**Goal of the exercise**. This task calls for copying every line in the data below that contains the word "heading".

**Dataset extract**.

****************************************

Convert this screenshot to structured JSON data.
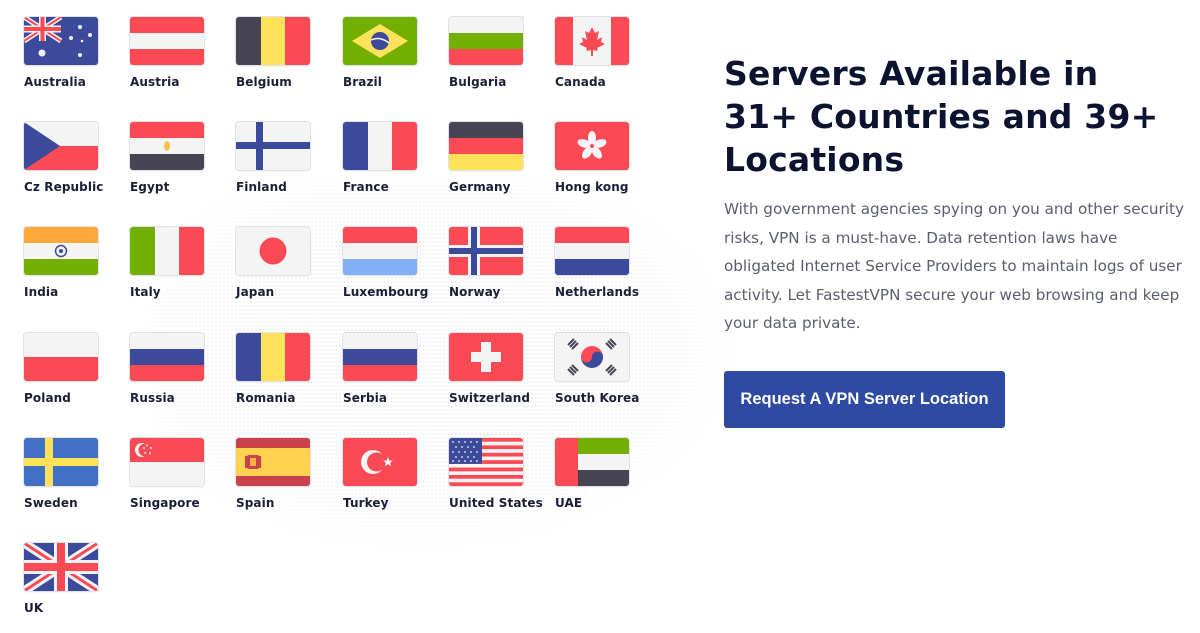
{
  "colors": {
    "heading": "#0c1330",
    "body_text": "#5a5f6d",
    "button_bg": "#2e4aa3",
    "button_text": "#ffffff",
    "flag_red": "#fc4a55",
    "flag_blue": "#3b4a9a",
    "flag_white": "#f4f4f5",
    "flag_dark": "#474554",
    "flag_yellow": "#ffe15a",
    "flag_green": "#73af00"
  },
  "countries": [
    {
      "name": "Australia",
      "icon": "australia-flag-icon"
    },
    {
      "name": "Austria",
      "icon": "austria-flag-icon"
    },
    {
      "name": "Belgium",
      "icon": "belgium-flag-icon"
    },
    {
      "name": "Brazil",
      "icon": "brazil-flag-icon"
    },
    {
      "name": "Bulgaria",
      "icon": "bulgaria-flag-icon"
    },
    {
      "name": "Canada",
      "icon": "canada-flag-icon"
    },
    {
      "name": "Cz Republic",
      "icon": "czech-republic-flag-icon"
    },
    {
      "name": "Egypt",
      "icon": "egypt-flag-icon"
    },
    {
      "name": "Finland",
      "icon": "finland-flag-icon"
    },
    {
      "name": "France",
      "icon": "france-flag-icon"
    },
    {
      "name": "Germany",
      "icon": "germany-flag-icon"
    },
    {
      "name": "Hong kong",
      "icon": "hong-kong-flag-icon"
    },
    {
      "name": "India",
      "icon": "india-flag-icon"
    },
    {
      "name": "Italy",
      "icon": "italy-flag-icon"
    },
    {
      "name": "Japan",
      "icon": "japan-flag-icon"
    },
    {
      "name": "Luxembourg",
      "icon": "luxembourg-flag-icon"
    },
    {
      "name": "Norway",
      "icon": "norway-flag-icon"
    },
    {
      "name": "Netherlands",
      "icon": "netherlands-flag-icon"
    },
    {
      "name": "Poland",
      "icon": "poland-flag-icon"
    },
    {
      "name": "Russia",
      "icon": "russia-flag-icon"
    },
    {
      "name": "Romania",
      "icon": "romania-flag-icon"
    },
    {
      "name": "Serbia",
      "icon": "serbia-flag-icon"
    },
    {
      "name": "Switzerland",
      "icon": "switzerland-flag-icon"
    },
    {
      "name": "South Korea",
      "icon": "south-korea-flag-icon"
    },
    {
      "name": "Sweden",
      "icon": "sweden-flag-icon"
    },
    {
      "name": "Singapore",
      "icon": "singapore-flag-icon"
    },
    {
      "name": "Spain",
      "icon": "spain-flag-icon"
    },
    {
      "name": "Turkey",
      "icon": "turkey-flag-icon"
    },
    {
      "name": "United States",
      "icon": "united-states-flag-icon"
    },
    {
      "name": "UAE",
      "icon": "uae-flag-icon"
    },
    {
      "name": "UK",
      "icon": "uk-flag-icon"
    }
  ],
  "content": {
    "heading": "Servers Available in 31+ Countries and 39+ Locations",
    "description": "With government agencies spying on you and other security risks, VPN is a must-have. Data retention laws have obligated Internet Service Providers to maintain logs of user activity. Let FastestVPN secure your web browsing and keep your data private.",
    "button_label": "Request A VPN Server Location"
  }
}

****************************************

**Result**.
    "heading": "#0c1330",
    "heading": "Servers Available in 31+ Countries and 39+ Locations",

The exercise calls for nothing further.